And you don't understand the new slang. You are vaguely aware that it exists, but you rarely have instance to practice its proper form and end up saying the wrong thing the wrong way at the wrong time. My wife was watching TV and some criminal did something really stupid and got busted.

"Oh, smack!" She said to the TV. Then she turned to me and asked, "Is that what you say?"


"Oh yeah. Snap." At least she got the timing right.

Luckily this little exchange occurred in the privacy of our own home, not in a public forum where many people would be aware of it. That would really be embarrassing, you know.

Thursday, June 4, 2009

How to Drive Blog Traffic and Comments


Better yet, praise it.

And the ultimate: criticize it.

Ha! Actually, I do think it inspires a thoughtful discussion. There are many valid points on both sides of the table, and while there are examples where it could have been written better, I think it was clearly written well enough (even if it wasn't always written clearly).

That's my smart ass observation for today. If all goes well, I will atually have a fresh and funny post tomorrow. Topic has been selected, just need to write it out.

Tuesday, June 2, 2009

Another example of poor syntax

The last post had an extreme example of poor sentence structure, but I find lesser errors with syntax are one of the primary drivers of "bad writing." Here's an example that comes from a popular book:

"The room was cut in half by a long counter, cluttered with wire baskets full of papers and brightly colored flyers taped to its front."

As worded, "full of papers and brightly colored flyers" implies that the flyers are in the basket, not taped to the front as the author intends. I believe "taped to its front" is a dangling participle...anyone want to give a formal ruling?

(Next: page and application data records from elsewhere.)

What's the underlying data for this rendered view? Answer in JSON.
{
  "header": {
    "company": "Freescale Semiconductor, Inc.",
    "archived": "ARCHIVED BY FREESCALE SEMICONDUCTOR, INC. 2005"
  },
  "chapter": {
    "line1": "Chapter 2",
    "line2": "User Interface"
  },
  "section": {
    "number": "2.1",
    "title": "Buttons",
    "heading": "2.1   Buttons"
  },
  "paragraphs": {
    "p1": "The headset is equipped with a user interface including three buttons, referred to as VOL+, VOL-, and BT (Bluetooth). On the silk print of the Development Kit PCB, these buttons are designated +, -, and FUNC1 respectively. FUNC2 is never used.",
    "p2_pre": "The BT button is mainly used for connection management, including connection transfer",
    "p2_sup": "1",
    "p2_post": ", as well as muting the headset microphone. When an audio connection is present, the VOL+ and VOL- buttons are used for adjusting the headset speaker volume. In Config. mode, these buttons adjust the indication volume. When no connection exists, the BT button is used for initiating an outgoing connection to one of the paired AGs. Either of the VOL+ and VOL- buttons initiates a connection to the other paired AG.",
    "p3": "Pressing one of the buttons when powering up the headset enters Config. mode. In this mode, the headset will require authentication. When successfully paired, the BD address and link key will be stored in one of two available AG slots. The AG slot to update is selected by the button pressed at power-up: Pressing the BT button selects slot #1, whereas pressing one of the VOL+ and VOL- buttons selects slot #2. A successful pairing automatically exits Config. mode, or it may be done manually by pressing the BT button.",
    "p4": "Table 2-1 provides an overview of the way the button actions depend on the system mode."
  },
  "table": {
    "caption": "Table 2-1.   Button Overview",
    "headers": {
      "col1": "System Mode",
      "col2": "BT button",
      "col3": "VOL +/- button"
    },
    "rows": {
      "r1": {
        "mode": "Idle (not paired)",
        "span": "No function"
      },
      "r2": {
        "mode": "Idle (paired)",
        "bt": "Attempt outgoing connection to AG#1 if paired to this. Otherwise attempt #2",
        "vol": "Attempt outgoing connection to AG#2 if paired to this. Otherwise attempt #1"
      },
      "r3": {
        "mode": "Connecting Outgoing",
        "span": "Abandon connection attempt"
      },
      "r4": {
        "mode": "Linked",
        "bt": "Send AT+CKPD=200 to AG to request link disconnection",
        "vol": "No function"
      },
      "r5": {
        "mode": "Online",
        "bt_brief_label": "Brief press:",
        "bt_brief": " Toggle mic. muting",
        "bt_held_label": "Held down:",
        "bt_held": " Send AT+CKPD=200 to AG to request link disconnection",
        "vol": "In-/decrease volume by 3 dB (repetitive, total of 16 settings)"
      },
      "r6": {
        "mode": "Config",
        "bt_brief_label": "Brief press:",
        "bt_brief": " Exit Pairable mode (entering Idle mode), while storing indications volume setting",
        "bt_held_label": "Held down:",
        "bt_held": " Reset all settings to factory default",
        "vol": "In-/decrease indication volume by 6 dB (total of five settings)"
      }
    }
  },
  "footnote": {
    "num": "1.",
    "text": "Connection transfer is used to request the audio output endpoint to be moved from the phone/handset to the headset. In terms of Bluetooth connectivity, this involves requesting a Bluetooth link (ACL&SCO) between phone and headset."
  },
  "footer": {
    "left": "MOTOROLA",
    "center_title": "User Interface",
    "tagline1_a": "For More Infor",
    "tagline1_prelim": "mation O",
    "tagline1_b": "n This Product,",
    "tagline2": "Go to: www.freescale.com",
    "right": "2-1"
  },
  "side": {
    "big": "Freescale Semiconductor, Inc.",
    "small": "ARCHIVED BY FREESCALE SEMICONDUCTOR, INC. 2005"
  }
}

Also, "wire baskets" is plural but then is switched to a singular "its" and although you can discern the intended meaning, it's just sloppy. This has nothing to do with the story, and for many readers this level of detail flies below radar. But for those of us who write and revise and constantly try to turn out the perfect sentence, this burns like lemon juice on a paper cut, or a bad analogy.